» BRIEF: Using the data below, copy out all lines with the word "name".

» SUPPLIED MATERIAL:
________________________________________

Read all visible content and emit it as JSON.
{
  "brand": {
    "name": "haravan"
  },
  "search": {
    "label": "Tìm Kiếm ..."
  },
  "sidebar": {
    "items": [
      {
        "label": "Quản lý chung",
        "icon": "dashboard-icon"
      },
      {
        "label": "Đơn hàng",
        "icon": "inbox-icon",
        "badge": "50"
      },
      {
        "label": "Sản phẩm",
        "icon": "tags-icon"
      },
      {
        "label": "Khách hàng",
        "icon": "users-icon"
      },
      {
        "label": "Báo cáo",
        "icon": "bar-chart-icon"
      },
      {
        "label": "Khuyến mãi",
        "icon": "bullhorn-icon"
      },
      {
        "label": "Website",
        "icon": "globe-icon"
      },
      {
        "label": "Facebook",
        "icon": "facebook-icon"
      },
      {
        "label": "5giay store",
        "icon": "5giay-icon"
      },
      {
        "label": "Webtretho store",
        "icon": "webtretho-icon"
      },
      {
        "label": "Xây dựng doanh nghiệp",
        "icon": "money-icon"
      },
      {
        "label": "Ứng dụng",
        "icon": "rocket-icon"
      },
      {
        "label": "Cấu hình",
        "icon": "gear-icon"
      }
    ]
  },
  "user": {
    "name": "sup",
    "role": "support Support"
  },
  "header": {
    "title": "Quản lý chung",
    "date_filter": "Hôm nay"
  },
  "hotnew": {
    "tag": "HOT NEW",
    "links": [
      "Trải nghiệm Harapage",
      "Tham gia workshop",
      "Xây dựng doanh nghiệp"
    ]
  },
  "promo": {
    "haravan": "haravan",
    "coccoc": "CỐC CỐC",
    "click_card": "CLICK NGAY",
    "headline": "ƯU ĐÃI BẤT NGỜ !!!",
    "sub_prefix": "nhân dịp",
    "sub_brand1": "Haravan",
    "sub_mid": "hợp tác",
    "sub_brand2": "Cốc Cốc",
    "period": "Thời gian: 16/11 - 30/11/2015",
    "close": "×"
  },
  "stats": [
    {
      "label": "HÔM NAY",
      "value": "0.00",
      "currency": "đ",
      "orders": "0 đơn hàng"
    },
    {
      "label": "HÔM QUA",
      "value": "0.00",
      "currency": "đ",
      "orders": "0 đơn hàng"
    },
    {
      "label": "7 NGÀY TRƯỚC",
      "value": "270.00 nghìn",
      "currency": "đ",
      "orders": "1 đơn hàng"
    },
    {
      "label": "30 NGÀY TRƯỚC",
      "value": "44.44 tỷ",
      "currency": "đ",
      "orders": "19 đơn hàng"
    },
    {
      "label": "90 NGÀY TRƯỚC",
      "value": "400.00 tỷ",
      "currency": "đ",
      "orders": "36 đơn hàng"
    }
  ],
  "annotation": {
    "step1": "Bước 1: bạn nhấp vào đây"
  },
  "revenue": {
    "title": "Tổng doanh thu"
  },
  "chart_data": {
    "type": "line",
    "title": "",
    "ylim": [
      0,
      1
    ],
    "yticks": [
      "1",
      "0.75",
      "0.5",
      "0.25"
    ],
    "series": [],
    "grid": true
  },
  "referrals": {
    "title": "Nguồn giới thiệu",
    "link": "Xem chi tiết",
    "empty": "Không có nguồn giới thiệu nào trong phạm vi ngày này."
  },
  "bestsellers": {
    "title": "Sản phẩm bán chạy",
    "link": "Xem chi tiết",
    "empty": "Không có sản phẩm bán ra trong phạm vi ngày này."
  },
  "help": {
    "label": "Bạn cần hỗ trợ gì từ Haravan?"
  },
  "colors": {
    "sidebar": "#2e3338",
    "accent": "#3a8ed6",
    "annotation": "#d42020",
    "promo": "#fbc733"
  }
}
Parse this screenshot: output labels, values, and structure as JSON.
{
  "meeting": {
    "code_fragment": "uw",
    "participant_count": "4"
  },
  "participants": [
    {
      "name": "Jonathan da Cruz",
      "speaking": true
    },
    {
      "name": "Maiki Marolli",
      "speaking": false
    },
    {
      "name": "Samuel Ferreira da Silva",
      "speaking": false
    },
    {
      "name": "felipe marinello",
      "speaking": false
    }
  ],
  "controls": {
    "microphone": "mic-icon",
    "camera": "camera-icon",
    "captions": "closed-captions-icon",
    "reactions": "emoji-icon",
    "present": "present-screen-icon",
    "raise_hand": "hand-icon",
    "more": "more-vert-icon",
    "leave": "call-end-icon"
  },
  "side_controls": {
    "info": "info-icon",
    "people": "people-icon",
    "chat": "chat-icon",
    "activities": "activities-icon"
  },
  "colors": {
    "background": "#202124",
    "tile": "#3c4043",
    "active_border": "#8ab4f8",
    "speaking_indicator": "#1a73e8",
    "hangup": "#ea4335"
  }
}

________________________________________

» ANSWER SECTION:
    "name": "haravan"
    "name": "sup",
      "name": "Jonathan da Cruz",
      "name": "Maiki Marolli",
      "name": "Samuel Ferreira da Silva",
      "name": "felipe marinello",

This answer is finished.